There are plenty of other Nemesis mechanics I’ve not even mentioned, such as the intruder bag and surprise attacks, and a whole lot more to think about once you start adding in stretch goal content, such as solo and intruder modes. Then there are the expansions, which add a ton more new stuff, though not all of it makes the game better necessarily.
For example, Voidwalkers introduces proper space horror with mind-attack-focused mindflayer-type aliens that add some frustrating new sanity mechanics, and Aftermath lets you pick entirely new characters and play a shorter epilogue after the conclusion of the main game, discovering how your space blunders have affected the Nemesis spacecraft and its crew.
Even so, the game never gets overwhelming with its mechanics as long as you get familiar with the basics first, which is definitely a plus in my book.
Summing Up: Is Nemesis Worth It?
Assuming you didn’t skip straight to this section, let me first congratulate you on making it through the entire article without running off screaming. Yeah, there is a lot to this game, and even scratching the surface of its various mechanics takes a fair bit of time.

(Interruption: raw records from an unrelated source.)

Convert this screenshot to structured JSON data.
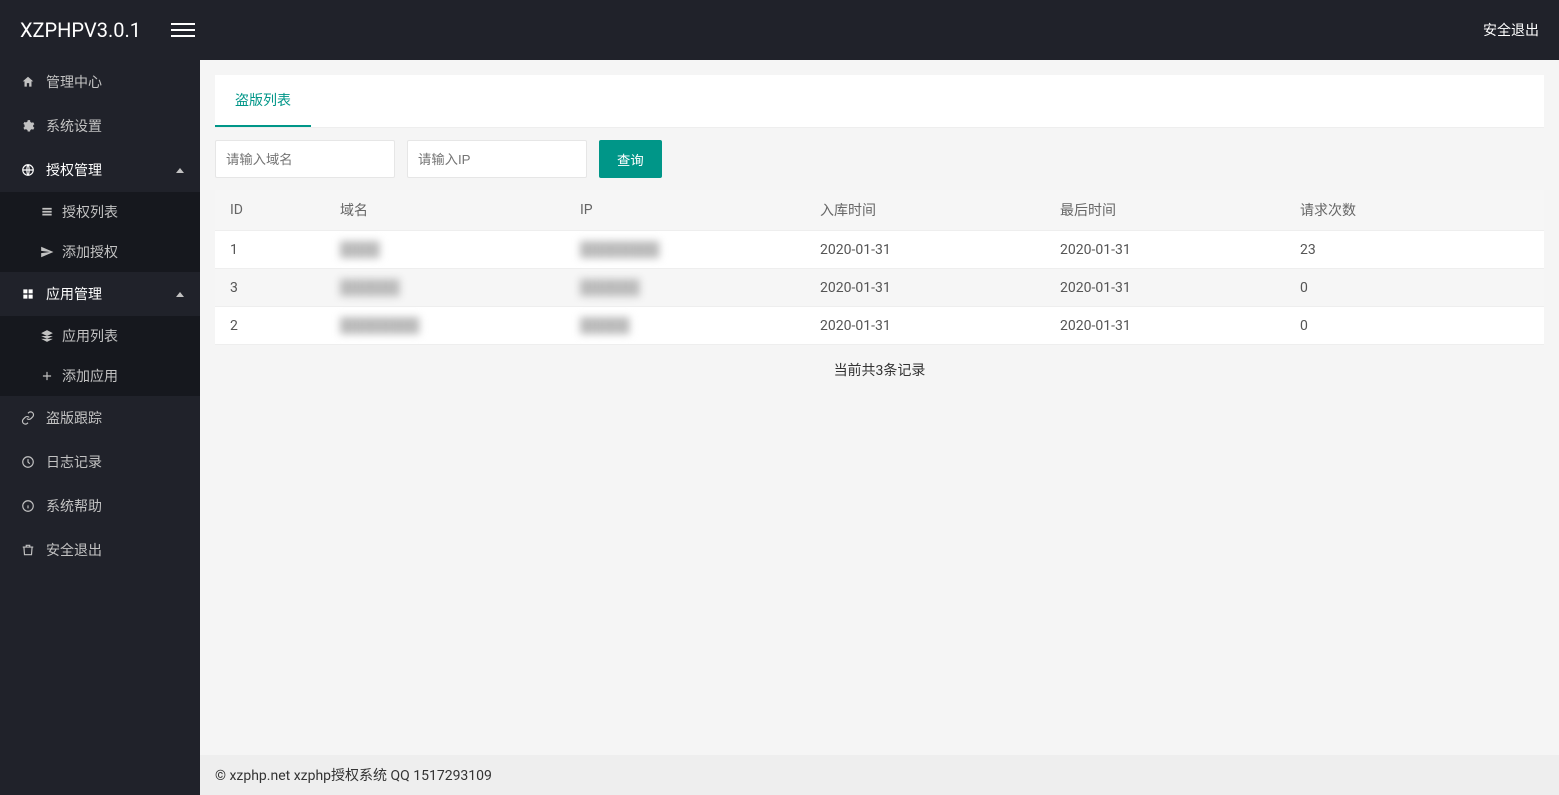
{
  "header": {
    "logo": "XZPHPV3.0.1",
    "logout": "安全退出"
  },
  "sidebar": {
    "admin_center": "管理中心",
    "system_settings": "系统设置",
    "auth_management": "授权管理",
    "auth_list": "授权列表",
    "add_auth": "添加授权",
    "app_management": "应用管理",
    "app_list": "应用列表",
    "add_app": "添加应用",
    "piracy_tracking": "盗版跟踪",
    "log_record": "日志记录",
    "system_help": "系统帮助",
    "safe_exit": "安全退出"
  },
  "main": {
    "tab_label": "盗版列表",
    "domain_placeholder": "请输入域名",
    "ip_placeholder": "请输入IP",
    "query_button": "查询",
    "columns": {
      "id": "ID",
      "domain": "域名",
      "ip": "IP",
      "entry_time": "入库时间",
      "last_time": "最后时间",
      "request_count": "请求次数"
    },
    "rows": [
      {
        "id": "1",
        "domain": "████",
        "ip": "████████",
        "entry_time": "2020-01-31",
        "last_time": "2020-01-31",
        "request_count": "23"
      },
      {
        "id": "3",
        "domain": "██████",
        "ip": "██████",
        "entry_time": "2020-01-31",
        "last_time": "2020-01-31",
        "request_count": "0"
      },
      {
        "id": "2",
        "domain": "████████",
        "ip": "█████",
        "entry_time": "2020-01-31",
        "last_time": "2020-01-31",
        "request_count": "0"
      }
    ],
    "record_count": "当前共3条记录"
  },
  "footer": {
    "text": "© xzphp.net xzphp授权系统 QQ 1517293109"
  }
}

Is bigger always better, though? I’d say this really depends on the kind of gamer you are. The key advantage of Nemesis is that it allows you to play it the way you want to. Love intrigue and backstabbing your friends? The default semi-co-op mode is perfect. Enjoy playing dnd-style story-driven co-op content without being a dick to everyone? You can do that, too.
Alternatively, embrace your dark side fully and become a proper Starcraft Zerg aficionado, turning the hordes of oversized bugs on your friends. Don’t have any friends, or simply prefer not to let their grubby hands anywhere near your expensive copy of Nemesis? The solo mode is there for you, friend.

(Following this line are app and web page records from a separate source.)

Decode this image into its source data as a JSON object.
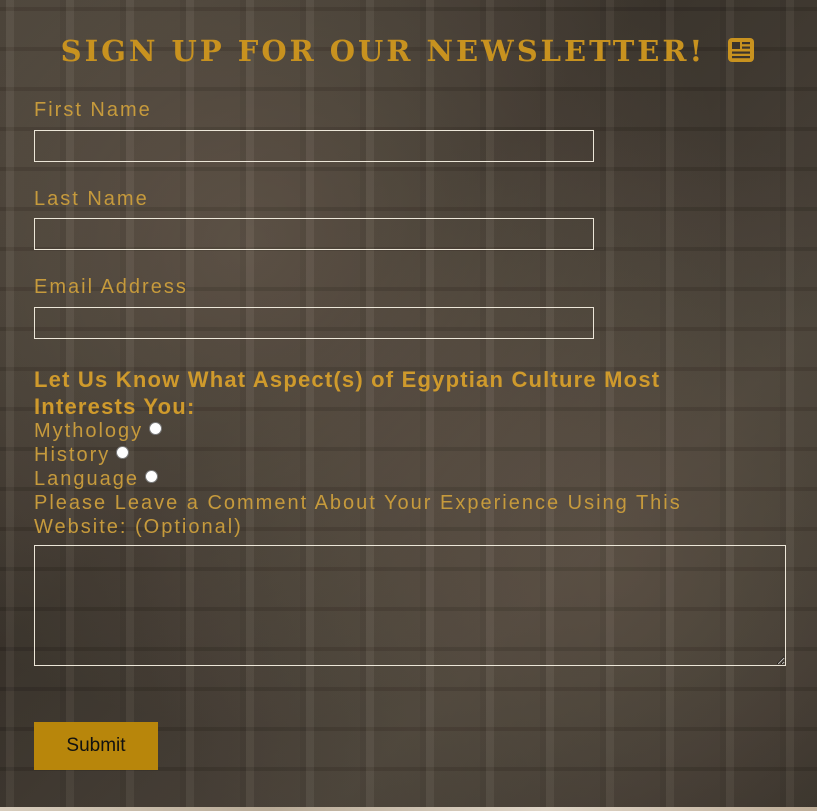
{
  "newsletter": {
    "title": "SIGN UP FOR OUR NEWSLETTER!",
    "title_icon": "newspaper-icon"
  },
  "fields": {
    "first_name_label": "First Name",
    "first_name_value": "",
    "last_name_label": "Last Name",
    "last_name_value": "",
    "email_label": "Email Address",
    "email_value": ""
  },
  "interests": {
    "question": "Let Us Know What Aspect(s) of Egyptian Culture Most Interests You:",
    "options": [
      {
        "label": "Mythology",
        "checked": false
      },
      {
        "label": "History",
        "checked": false
      },
      {
        "label": "Language",
        "checked": false
      }
    ]
  },
  "comment": {
    "label": "Please Leave a Comment About Your Experience Using This Website: (Optional)",
    "value": ""
  },
  "submit": {
    "label": "Submit"
  },
  "colors": {
    "accent": "#c8921f",
    "button": "#b8860b",
    "field_border": "#ece6d8"
  }
}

All that said, the game isn’t perfect. There are plenty of Nemesis rules and mechanics to keep track of, and the game can simply be way too slow for some people, especially when first facing the alien threat and not knowing all of the tools you have at your disposal to complete your secret objective.
Worse yet, the game revels in its punishing difficulty, often wiping out entire player teams before any major objectives have even been completed. Even without that, though, it often simply takes too long for a player to complete their turn, and once your character meets their grisly end, all you can do is sit there and watch the others blunder about, which can potentially take hours.
It’s a good game, clearly made with a lot of heart, artistic talent, and larger-than-life ideas. That said, not all of them always work, but hey, that’s the nature of game design. It’s also a fairly expensive game, regularly retailing upwards of $100, depending on which version you find on the market, now that the Kickstarter campaign is long finished.
Either way, Nemesis gets the Boar Gamer seal of approval and a hearty recommendation for anyone not afraid of putting in the hours to master the game. Do let us know what you think in the comments below, and share with us your craziest success stories – we’d love to hear from you!
Yes, absolutely. While not the primarily intended way to play the game, you can certainly enjoy yourself with the game’s solo mode, which switches up several mechanics to make things more fair for the lone player.
As almost every Nemesis board game review online will tell you, the game’s length depends on numerous factors, such as the gameplay mode chosen, the number of players, and their familiarity with the systems. Newbies playing their first session may take over four hours, while experienced players playing with only a few people at the table can finish things in around an hour or so.
The game was originally published by Awaken Realms in collaboration with Rebel. It has since received numerous editions and localizations worldwide, with publishers ranging from Arclight Games and Asmodee China to Funforge and Hobby World.